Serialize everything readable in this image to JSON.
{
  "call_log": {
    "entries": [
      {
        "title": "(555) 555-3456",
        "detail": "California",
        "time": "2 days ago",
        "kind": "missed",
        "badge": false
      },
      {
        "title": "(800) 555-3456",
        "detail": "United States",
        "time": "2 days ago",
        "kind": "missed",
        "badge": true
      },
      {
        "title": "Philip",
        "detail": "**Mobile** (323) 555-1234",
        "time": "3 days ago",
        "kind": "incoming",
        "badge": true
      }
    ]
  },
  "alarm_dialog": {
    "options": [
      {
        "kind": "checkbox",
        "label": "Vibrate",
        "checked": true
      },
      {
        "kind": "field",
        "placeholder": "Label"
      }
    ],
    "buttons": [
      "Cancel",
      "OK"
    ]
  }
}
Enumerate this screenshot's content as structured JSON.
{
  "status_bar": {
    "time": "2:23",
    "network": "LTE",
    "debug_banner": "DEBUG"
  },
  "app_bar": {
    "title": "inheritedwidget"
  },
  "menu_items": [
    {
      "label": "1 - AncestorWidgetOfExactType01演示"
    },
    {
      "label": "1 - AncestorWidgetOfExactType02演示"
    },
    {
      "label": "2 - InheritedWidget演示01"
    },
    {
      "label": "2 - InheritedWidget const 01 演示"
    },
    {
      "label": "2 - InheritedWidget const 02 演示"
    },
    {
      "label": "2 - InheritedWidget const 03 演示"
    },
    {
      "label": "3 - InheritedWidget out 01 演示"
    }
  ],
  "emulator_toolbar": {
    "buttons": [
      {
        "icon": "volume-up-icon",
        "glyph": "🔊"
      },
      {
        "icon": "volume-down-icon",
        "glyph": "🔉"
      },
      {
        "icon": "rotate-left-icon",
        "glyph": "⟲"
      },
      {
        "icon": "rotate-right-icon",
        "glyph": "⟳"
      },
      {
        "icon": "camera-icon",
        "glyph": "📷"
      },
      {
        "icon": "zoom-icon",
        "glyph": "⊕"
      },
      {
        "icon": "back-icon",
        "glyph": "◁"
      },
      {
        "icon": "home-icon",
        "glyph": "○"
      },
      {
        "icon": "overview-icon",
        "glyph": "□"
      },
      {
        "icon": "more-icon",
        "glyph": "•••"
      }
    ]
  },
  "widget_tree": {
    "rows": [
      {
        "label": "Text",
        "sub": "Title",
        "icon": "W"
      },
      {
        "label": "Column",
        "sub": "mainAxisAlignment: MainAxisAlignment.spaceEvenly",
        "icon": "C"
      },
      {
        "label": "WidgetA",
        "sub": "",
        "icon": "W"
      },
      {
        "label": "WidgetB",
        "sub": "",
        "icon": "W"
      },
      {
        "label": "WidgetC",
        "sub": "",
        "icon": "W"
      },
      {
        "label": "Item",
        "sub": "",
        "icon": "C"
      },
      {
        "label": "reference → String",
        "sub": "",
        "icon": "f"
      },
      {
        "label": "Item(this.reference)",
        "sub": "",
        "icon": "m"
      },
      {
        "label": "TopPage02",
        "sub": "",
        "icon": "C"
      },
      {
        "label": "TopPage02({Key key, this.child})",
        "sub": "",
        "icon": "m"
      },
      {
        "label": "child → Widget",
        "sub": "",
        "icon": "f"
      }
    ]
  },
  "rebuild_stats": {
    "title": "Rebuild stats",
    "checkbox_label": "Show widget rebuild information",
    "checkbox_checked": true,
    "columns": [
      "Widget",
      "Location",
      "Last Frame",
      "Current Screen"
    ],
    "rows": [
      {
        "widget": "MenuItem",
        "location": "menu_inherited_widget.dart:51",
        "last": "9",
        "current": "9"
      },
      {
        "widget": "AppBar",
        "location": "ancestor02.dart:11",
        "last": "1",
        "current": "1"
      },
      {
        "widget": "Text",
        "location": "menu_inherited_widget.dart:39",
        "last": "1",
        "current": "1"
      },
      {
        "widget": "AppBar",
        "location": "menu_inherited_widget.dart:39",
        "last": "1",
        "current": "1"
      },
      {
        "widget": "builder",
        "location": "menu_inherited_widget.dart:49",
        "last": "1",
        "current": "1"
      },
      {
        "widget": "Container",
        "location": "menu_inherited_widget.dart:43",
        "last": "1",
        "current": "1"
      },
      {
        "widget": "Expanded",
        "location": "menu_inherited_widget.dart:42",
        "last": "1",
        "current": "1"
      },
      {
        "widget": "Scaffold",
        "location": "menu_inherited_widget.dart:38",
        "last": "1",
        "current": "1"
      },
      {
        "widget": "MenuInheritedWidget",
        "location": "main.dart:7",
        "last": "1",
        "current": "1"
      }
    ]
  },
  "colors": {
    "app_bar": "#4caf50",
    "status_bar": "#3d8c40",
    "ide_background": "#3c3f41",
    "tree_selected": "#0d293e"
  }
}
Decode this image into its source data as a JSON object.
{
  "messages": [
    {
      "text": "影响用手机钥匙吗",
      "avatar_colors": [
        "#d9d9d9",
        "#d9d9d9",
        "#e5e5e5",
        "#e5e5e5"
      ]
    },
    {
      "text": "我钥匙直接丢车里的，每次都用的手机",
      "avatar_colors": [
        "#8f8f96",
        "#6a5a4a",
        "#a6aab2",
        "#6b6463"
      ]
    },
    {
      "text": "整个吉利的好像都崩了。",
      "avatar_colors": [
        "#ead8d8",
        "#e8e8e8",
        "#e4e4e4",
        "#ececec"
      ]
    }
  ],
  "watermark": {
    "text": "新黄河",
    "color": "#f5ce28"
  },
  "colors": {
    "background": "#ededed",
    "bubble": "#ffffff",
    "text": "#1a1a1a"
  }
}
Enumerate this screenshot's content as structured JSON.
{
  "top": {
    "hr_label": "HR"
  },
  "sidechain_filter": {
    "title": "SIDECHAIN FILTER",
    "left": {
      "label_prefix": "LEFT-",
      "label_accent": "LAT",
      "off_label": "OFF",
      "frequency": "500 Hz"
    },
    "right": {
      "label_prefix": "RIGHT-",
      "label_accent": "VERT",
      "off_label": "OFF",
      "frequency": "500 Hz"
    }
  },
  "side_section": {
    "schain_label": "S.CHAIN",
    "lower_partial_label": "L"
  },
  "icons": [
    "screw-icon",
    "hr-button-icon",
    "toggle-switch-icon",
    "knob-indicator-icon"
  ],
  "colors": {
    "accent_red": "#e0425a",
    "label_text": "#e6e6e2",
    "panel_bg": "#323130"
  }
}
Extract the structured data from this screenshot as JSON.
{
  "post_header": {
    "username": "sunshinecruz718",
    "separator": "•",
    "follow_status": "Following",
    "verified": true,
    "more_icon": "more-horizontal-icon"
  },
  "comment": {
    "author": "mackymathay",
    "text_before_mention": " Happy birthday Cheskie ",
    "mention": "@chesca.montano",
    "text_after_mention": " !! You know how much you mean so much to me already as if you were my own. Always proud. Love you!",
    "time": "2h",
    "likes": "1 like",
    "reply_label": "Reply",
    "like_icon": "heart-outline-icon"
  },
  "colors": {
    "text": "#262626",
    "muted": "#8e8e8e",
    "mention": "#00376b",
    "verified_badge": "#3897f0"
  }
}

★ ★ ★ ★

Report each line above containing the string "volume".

        "icon": "volume-up-icon",
        "icon": "volume-down-icon",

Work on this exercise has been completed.